PROBLEM DETAILS:
Output the data once more, exactly as given.

THE DATA:

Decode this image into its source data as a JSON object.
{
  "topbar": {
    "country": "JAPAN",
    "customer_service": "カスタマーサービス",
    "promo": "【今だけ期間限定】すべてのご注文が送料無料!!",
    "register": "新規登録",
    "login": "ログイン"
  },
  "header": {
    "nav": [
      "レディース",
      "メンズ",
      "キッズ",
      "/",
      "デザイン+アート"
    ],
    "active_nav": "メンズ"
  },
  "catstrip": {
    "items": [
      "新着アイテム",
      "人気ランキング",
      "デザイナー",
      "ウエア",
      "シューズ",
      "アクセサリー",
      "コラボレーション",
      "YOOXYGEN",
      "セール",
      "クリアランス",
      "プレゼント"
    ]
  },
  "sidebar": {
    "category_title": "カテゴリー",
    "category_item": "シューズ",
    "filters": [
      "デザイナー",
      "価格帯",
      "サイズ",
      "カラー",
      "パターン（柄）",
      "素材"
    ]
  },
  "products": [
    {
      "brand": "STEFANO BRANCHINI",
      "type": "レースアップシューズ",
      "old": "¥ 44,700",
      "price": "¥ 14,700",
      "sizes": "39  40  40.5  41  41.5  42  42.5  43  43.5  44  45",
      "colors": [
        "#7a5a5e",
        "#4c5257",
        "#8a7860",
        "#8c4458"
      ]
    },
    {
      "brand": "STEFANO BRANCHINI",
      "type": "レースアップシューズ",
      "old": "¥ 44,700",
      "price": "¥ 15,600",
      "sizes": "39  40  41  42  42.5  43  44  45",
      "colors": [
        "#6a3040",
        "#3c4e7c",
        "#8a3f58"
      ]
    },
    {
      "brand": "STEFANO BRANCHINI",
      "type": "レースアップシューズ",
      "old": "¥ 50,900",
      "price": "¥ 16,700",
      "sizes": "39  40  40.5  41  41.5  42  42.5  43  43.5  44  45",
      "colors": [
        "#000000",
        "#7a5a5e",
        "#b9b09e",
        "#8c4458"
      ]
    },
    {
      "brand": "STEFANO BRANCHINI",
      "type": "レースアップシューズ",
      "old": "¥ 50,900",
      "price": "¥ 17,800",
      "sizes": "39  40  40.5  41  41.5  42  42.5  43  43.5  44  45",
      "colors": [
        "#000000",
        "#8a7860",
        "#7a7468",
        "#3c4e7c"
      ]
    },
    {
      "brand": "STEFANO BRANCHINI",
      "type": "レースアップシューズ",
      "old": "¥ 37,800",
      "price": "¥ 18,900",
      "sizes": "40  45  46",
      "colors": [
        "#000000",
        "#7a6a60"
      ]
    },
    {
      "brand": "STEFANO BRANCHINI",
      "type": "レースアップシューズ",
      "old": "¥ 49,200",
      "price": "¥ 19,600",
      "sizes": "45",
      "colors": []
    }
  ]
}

RESULT BELOW:
Decode this image into its source data as a JSON object.
{
  "topbar": {
    "country": "JAPAN",
    "customer_service": "カスタマーサービス",
    "promo": "【今だけ期間限定】すべてのご注文が送料無料!!",
    "register": "新規登録",
    "login": "ログイン"
  },
  "header": {
    "nav": [
      "レディース",
      "メンズ",
      "キッズ",
      "/",
      "デザイン+アート"
    ],
    "active_nav": "メンズ"
  },
  "catstrip": {
    "items": [
      "新着アイテム",
      "人気ランキング",
      "デザイナー",
      "ウエア",
      "シューズ",
      "アクセサリー",
      "コラボレーション",
      "YOOXYGEN",
      "セール",
      "クリアランス",
      "プレゼント"
    ]
  },
  "sidebar": {
    "category_title": "カテゴリー",
    "category_item": "シューズ",
    "filters": [
      "デザイナー",
      "価格帯",
      "サイズ",
      "カラー",
      "パターン（柄）",
      "素材"
    ]
  },
  "products": [
    {
      "brand": "STEFANO BRANCHINI",
      "type": "レースアップシューズ",
      "old": "¥ 44,700",
      "price": "¥ 14,700",
      "sizes": "39  40  40.5  41  41.5  42  42.5  43  43.5  44  45",
      "colors": [
        "#7a5a5e",
        "#4c5257",
        "#8a7860",
        "#8c4458"
      ]
    },
    {
      "brand": "STEFANO BRANCHINI",
      "type": "レースアップシューズ",
      "old": "¥ 44,700",
      "price": "¥ 15,600",
      "sizes": "39  40  41  42  42.5  43  44  45",
      "colors": [
        "#6a3040",
        "#3c4e7c",
        "#8a3f58"
      ]
    },
    {
      "brand": "STEFANO BRANCHINI",
      "type": "レースアップシューズ",
      "old": "¥ 50,900",
      "price": "¥ 16,700",
      "sizes": "39  40  40.5  41  41.5  42  42.5  43  43.5  44  45",
      "colors": [
        "#000000",
        "#7a5a5e",
        "#b9b09e",
        "#8c4458"
      ]
    },
    {
      "brand": "STEFANO BRANCHINI",
      "type": "レースアップシューズ",
      "old": "¥ 50,900",
      "price": "¥ 17,800",
      "sizes": "39  40  40.5  41  41.5  42  42.5  43  43.5  44  45",
      "colors": [
        "#000000",
        "#8a7860",
        "#7a7468",
        "#3c4e7c"
      ]
    },
    {
      "brand": "STEFANO BRANCHINI",
      "type": "レースアップシューズ",
      "old": "¥ 37,800",
      "price": "¥ 18,900",
      "sizes": "40  45  46",
      "colors": [
        "#000000",
        "#7a6a60"
      ]
    },
    {
      "brand": "STEFANO BRANCHINI",
      "type": "レースアップシューズ",
      "old": "¥ 49,200",
      "price": "¥ 19,600",
      "sizes": "45",
      "colors": []
    }
  ]
}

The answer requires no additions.